Historically, Manouba is noted as the birthplace of the sufi saint Sayyida ʿĀʾisha al-Mannūbiyya (1199–1267 CE), and until 2012 the city contained a shrine to her, supposedly her father's house. It was customary in the nineteenth and early twentieth centuries, for the Beys of Tunis to make a ritual circuit of city's the great shrines on the 27th day of Ramaḍān (laylat al-Qadr) and visit this shrine. More recently, 'up until the Tunisian revolution of January 2011, once a week, on Sundays or Mondays, rituals were held ... During the day, the shrines were women’s space, devoted to music and trance rituals.

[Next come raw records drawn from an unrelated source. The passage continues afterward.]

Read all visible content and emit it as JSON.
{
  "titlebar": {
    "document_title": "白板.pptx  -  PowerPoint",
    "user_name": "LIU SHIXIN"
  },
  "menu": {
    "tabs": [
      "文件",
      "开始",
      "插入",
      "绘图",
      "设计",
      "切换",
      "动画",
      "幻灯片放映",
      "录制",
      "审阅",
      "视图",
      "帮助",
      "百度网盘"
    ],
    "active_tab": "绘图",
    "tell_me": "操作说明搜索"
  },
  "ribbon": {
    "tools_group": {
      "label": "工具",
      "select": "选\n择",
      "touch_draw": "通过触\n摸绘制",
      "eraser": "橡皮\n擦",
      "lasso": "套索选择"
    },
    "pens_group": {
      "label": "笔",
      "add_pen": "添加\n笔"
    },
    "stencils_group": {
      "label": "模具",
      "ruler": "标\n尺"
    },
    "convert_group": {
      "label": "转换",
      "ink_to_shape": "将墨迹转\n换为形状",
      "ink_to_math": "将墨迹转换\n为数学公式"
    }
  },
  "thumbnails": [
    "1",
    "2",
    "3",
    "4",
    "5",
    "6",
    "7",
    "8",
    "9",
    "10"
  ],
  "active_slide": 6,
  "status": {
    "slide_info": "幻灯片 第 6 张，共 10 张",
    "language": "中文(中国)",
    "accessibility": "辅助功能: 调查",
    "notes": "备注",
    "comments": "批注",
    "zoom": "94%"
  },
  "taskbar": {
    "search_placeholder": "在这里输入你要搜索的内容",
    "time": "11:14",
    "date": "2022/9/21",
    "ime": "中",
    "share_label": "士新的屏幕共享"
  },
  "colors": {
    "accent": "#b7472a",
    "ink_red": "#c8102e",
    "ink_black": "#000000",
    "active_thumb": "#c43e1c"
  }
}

At night, they became men’s space, dedicated to Ṣūfī ceremonies (dhikr ...)'. However, on 6 October 2012, the shrine was burned down by religious extremists, thought to be young Salafis; ʿĀʾisha's catafalque was entirely destroyed.[2]

References[edit]

  1. ^ Katia Boissevain, 'al-Mannūbiyya, Sayyida ʿĀʾisha', in Encyclopaedia of Islam, THREE, ed. by Kate Fleet, Gudrun Krämer, Denis Matringe, John Nawas, and Everett Rowson (Leiden: Brill, 2013-), https://dx.doi.org/10.1163/1573-3912_ei3_COM_24813.
  2. ^ Katia Boissevain, 'al-Mannūbiyya, Sayyida ʿĀʾisha', in Encyclopaedia of Islam, THREE, ed. by Kate Fleet, Gudrun Krämer, Denis Matringe, John Nawas, and Everett Rowson (Leiden: Brill, 2013-), https://dx.doi.org/10.1163/1573-3912_ei3_COM_24813.